As the dust settles on the Senate's early Saturday morning vote, here's a few things to look for in conference...
ANWR: A decades-long push to allow oil exploration in Alaska's Arctic National Wildlife Refuge is on the brink of succeeding.
- What's next: Your Generate host sees very little chance that the ANWR provisions will be jettisoned in a House-Senate conference, so the fate of the legislative drilling effort rises or falls on the overall tax negotiations.
- Axios' Jonathan Swan wrote last night that "None of my best sources — inside or out of Republican leadership — think there's much of a chance the GOP tax effort collapses."
- If the tax bill is signed into law, look for the long ANWR fight to enter a new phase as environmentalists look to slow leasing and development with court battles, among other efforts.
Renewables and EVs: The renewables and electric car sectors will battle House provisions that kill an EV credit and cut the value of the wind energy production tax credit. Renewables groups are also very worried about a Senate provision called "Base Erosion Anti Abuse Tax" (BASE) that they say would thwart their ability to monetize renewable tax credits (a recent letter to lawmakers about this is here).
More BASE: "Anti-base erosion language in the Senate tax bill, as currently written, would impose a 100% surcharge on overseas companies' purchases of solar ITCs and PTCs in the tax equity market.
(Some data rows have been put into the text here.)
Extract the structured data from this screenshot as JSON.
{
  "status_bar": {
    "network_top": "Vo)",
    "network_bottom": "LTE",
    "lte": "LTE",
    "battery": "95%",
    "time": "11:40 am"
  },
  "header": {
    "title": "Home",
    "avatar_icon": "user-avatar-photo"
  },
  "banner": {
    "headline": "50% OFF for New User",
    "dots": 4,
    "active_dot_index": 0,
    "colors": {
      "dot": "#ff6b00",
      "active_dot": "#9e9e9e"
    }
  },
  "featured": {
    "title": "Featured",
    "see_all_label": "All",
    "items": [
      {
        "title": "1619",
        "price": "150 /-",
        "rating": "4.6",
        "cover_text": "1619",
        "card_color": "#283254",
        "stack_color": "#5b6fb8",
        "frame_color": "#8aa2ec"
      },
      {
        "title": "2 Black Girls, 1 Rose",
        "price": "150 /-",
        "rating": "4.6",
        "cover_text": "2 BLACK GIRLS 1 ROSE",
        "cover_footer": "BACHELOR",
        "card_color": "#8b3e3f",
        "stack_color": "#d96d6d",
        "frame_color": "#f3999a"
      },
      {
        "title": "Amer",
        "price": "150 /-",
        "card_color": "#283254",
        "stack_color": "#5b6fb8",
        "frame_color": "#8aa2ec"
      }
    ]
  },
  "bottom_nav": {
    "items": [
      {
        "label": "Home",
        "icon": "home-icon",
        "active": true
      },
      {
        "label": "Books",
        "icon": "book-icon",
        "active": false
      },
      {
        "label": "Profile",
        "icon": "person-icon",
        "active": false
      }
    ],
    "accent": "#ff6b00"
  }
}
The provision, which would appear to apply retroactively to existing credits, could significantly dampen financing for wind and solar infrastructure," the firm Clearview Energy Partners said in a note Monday morning.
Corporate concerns: This Wall Street Journal story notes that corporate interests including coal magnate Bob Murray are upset over the Senate bill's Alternative Minimum Tax provisions and how they would complicate companies' ability to use other credits, notably the R&D credit.
Oil-and-gas: Via the New York Times and others, a late add to the Senate bill would give new opportunities to certain oil-and-gas firms to benefit from major deductions for so-called pass-through entities.